The term OSM appears to refer to a data storage model used by screen readers.
I was referring to where that data has to come from -- a step earlier in the
process. See <http://en.wikipedia.org/wiki/Screen_reader#Off-screen_models>.

> apart from Dolphins
> Supernova which interacts directly with the DOM.

That seems a much better approach. But as I understand it, Supernova still
needs a GUI browser to provide it with that DOM. So there's still a layer
inbetween, where data can get lost.

[...]

> Again most use the OSM. A screen reader will also work in various modes
> and for example only interact directly with the web page itself in what
> JAWS refers to as 'Forms mode'. This is to navigate forms, enter text
> into form fields etc.

Exactly in what sense does it 'interact' with the HTML itself? AFAIK Jaws
still needs IE or FIrefox.

> It is usually in virtual mode, which is the screen
> reader using the OSM, which is in effect a virtualisation of the HTML
> page the author creates. The better the HTML, the better the virtualisation.

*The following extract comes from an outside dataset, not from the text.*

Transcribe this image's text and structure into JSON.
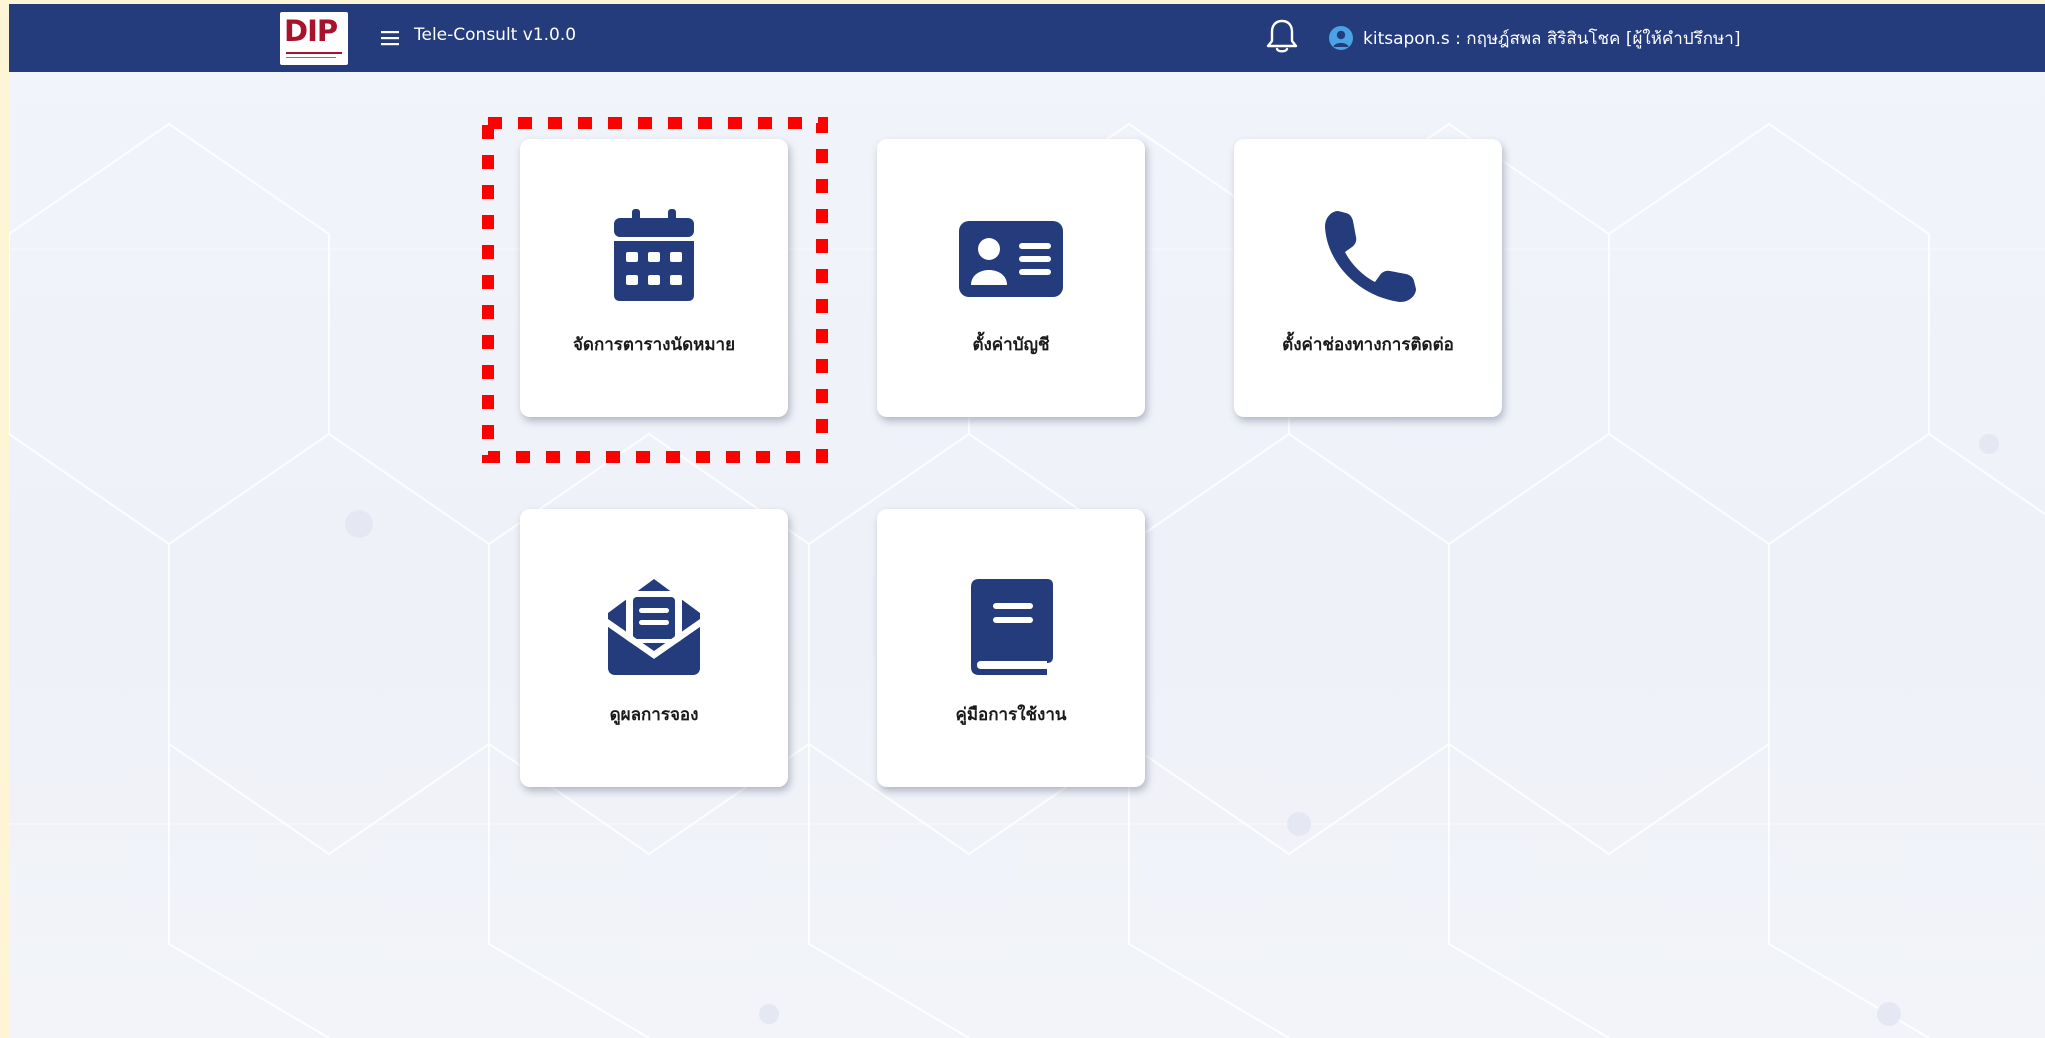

But that 'virtualised HTML' still has to come from a GUI browser which is
outputting for an entirely different envronment -- the greatest HTML can
easily get mangled to something quite poor there.


-- 
Sander Tekelenburg
The Web Repair Initiative: <http://webrepair.org/>
Received on Friday, 22 June 2007 11:06:30 UTC

This archive was generated by hypermail 2.3.1 : Monday, 29 September 2014 09:38:45 UTC